I’ve spent pretty much my entire adult life either in full-time ministry or full-time study of the Bible. I love the church; I love the Scriptures; but most of all, I am passionate about God. Theology—the study of God—is my jam.
Grumpy theology is not.
Let me implore you: if you have decided to follow Jesus, the Bible should be your most prized possession. It describes the God we serve and the Saviour that freed us from the power of sin; a handbook to human flourishing (2 Tim 3:16-17); a history of a people lost without their heavenly Father, and the early beginnings of a Church—the bride of Christ—that would profoundly and permanently impact this world. Through careful study, we can break through both culture and language barriers, ensuring that, to the best of our ability, we understand the message as it was originally intended. There is no denying that the lack of Biblical understanding presents a profound challenge in the 21st century, leading to all sorts of wonky and misguided interpretations. But we’re talking about a slightly different issue today.
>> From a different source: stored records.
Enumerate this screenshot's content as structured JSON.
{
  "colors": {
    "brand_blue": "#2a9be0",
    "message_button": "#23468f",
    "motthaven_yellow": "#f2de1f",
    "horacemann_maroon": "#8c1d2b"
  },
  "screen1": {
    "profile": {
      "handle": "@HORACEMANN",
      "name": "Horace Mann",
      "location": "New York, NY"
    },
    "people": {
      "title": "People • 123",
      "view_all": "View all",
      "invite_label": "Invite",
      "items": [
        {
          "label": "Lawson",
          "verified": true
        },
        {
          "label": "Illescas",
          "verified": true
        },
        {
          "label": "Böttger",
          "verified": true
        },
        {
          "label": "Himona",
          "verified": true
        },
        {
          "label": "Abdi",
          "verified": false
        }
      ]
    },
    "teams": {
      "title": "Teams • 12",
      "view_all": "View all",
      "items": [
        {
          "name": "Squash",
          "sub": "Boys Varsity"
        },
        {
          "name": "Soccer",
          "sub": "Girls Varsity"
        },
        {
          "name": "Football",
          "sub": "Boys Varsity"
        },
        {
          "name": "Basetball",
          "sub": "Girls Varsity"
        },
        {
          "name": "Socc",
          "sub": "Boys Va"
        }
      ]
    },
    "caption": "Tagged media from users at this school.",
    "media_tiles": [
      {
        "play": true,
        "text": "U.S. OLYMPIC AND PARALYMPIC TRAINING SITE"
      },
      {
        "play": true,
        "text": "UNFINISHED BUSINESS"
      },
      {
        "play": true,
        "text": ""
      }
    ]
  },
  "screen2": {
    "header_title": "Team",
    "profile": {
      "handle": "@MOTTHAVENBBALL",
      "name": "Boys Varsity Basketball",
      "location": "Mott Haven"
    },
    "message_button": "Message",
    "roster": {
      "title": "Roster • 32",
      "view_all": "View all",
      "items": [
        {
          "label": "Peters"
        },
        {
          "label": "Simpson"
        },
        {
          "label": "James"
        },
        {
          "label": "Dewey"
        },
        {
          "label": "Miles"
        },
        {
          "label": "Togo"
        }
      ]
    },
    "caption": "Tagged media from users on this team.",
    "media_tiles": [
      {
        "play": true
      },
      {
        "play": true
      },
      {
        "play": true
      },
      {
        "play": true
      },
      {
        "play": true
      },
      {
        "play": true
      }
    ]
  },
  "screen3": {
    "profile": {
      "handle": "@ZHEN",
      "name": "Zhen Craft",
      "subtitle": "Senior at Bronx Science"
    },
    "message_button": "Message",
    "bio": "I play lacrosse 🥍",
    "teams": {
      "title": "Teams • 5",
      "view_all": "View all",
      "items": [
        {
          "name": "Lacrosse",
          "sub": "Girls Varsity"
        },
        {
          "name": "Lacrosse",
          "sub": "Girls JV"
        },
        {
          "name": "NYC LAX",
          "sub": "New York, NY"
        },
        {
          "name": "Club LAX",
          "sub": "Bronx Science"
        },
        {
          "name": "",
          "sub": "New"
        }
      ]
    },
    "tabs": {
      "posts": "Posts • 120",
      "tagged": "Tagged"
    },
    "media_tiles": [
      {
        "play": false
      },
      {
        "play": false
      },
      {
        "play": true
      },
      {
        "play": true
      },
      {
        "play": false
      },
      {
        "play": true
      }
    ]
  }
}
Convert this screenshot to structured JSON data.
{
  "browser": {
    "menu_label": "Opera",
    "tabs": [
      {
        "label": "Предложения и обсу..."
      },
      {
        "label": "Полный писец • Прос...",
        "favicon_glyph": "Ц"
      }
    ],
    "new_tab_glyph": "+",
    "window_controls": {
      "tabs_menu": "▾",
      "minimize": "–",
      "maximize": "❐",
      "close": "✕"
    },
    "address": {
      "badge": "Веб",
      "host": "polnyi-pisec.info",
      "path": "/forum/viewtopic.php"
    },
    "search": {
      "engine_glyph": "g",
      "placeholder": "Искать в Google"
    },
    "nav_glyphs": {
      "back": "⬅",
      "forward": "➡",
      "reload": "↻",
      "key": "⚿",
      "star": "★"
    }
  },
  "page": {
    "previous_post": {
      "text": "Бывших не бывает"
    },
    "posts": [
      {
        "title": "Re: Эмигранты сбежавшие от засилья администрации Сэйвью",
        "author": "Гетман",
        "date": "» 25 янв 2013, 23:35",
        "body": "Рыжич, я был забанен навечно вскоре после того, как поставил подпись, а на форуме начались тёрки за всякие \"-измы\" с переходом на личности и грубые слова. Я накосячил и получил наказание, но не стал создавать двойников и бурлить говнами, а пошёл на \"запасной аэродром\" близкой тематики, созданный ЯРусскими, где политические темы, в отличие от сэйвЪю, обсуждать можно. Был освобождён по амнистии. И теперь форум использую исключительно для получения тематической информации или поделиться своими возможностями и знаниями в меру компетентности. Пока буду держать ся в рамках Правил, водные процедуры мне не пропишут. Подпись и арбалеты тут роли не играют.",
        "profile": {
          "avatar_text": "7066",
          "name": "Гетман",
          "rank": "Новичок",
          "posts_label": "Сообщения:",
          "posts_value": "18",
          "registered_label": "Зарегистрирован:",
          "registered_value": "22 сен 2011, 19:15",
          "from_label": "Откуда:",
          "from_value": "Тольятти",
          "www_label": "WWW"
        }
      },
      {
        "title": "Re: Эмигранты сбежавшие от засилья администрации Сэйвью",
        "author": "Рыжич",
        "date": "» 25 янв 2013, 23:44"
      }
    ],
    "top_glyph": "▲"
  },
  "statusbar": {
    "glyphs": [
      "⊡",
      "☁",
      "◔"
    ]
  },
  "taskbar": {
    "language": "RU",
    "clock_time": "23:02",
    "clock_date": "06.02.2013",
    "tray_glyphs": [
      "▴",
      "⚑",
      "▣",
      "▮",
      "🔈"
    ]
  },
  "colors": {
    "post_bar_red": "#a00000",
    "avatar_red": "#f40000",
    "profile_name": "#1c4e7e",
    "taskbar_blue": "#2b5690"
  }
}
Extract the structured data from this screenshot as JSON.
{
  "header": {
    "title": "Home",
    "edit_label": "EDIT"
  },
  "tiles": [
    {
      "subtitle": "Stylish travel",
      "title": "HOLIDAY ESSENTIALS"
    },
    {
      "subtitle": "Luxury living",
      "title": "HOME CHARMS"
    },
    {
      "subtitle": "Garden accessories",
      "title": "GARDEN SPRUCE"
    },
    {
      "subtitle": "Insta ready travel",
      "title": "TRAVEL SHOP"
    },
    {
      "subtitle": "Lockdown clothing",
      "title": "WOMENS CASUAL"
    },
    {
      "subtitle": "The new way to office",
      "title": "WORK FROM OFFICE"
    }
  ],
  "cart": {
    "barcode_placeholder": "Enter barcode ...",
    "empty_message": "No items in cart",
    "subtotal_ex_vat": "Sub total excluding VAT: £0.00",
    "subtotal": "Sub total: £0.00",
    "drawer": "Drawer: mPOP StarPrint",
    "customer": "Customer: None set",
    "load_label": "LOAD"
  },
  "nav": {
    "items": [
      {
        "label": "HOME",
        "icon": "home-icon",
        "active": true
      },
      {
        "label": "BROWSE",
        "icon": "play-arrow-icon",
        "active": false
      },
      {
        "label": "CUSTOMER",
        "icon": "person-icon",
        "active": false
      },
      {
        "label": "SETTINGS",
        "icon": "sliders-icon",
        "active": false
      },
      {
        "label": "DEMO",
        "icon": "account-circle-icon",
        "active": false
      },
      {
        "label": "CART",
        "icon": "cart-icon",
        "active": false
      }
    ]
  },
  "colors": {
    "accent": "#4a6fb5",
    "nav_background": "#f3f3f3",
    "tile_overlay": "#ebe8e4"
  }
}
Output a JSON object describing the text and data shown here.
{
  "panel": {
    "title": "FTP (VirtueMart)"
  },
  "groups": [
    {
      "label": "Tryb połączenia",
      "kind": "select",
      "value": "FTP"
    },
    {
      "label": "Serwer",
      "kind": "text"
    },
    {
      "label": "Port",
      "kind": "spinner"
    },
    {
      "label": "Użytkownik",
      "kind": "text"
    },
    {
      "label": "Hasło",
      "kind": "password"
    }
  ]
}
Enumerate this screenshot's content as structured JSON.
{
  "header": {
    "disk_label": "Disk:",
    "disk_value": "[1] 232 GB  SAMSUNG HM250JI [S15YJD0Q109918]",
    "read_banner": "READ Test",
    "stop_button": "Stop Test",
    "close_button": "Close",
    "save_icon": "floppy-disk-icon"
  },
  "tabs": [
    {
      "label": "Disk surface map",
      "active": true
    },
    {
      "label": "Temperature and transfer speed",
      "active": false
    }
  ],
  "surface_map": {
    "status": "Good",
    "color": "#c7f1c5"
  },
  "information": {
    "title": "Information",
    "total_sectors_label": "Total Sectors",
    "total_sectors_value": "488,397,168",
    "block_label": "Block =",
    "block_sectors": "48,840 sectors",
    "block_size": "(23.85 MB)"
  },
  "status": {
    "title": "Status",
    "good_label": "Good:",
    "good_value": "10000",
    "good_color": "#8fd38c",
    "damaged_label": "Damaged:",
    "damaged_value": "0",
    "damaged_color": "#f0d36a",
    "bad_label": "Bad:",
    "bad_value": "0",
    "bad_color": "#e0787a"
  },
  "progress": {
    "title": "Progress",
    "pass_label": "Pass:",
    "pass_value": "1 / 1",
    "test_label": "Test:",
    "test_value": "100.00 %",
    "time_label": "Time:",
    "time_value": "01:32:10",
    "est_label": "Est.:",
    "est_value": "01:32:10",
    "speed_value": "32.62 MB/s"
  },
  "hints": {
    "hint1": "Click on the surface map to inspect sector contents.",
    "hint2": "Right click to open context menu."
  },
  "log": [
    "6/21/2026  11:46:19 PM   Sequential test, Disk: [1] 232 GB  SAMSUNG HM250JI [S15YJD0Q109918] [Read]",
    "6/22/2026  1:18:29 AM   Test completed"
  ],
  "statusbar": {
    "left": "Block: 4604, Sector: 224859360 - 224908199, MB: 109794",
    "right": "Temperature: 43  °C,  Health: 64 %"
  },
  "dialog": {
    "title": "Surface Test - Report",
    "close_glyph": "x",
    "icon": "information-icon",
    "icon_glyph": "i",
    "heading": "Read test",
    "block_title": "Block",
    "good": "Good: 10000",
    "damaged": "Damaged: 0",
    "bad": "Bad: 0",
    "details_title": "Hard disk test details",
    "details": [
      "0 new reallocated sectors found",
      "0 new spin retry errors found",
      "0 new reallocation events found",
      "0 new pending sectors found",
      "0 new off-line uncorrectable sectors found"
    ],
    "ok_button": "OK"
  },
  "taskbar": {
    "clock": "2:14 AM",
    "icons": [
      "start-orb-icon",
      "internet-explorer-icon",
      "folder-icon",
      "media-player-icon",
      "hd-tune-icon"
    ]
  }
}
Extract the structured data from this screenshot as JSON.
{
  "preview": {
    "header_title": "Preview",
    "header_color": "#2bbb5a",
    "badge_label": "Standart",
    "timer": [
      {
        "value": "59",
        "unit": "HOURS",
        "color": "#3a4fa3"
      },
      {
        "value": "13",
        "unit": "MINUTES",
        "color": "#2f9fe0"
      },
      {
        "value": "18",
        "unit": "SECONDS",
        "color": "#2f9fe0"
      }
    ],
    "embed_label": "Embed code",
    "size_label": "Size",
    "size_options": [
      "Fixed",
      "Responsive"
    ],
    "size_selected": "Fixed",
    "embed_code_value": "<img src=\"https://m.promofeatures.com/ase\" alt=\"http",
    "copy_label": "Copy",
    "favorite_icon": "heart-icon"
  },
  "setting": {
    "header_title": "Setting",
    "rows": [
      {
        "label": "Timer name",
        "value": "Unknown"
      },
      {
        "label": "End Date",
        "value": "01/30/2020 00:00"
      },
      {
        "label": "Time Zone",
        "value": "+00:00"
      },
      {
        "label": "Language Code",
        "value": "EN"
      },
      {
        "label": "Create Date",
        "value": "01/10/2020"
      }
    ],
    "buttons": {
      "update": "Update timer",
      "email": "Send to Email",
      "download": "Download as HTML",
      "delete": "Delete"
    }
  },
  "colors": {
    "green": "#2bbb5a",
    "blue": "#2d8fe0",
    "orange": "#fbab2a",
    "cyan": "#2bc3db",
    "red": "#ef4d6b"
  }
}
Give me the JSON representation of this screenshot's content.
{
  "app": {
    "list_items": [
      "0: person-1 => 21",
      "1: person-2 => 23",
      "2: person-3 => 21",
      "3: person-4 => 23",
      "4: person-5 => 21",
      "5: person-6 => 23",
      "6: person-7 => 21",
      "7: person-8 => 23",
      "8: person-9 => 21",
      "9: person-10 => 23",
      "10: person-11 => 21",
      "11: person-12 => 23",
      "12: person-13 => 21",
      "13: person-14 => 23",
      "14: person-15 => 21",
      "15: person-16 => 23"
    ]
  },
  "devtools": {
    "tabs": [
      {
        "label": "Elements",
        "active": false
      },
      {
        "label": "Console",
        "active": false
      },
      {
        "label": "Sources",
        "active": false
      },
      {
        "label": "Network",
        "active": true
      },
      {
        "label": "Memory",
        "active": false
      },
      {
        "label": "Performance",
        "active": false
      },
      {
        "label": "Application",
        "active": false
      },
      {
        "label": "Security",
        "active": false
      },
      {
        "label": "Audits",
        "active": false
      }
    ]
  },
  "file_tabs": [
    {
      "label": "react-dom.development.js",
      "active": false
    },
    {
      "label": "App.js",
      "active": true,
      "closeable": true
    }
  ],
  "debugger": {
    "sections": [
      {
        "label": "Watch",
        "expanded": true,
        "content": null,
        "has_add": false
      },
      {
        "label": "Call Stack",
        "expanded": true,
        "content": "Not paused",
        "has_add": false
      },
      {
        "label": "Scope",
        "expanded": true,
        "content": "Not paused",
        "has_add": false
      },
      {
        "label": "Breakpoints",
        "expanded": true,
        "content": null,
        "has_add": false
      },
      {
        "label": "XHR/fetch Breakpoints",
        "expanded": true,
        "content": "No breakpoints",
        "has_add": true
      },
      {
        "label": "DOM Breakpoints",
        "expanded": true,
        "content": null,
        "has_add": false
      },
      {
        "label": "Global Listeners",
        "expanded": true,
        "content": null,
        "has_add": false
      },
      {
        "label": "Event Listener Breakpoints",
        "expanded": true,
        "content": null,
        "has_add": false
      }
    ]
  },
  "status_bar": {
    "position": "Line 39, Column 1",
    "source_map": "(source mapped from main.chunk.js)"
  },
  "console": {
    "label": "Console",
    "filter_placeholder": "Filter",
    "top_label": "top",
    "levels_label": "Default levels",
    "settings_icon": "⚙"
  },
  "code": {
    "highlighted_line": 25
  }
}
On the other end of the spectrum is what I have reluctantly started referring to as grumpy theology. Here’s an unfortunate truth: if we are not extremely careful, our intellectual increase in Biblical understanding can cause a proportionate rise in pride, critical spiritedness and general negativity.
It shouldn’t be that way.
I realise the flagrant irony of criticising those that criticise, but I think this is an important conversation to have. Grumpy theologians are often academically minded and to their credit, feel justifiably aggrieved when people misrepresent the Word of God. Amen! However, it is surprisingly easy for self-righteousness to creep in and fill the place where humility should be; where unnecessarily harsh judgement and negativity rather than love become all too regular.
Head without heart. Legalism, not love.
Bible College and Seminary students are incredibly susceptible to this. Honestly, this has been and can still be a challenge for me. There are entire movements of churches that are filled with breathtakingly smart, godly theologians who have so much to bring to the table, but instead, seem to spend more time angrily judging the errors of others than positively elevating the beauty of truth in its own right. I find this approach heartbreaking because it masks the wonder of the Gospel we seek to advance in unnecessary grumpiness.
Right theology is vital. Grumpy theology is unhelpful.
Echoing the words of the apostle Paul, May the God of hope fill us with all joy and peace as we trust in him (Rom. 15:13a). May we be overflowing with joy, not criticism, in light of the wonder of the cross, displaying the fruit of the Spirit (Gal. 5:22-23) in abundance, dealing with one another kindly, humbly, and constructively; not grumpily.
Let’s be clear: sometimes we absolutely do need to correct erroneous theology and misrepresentations of God’s Word. But here’s the challenge: as far as possible, let’s focus on what we are for more than what we are against!
Let’s be joyful theologians.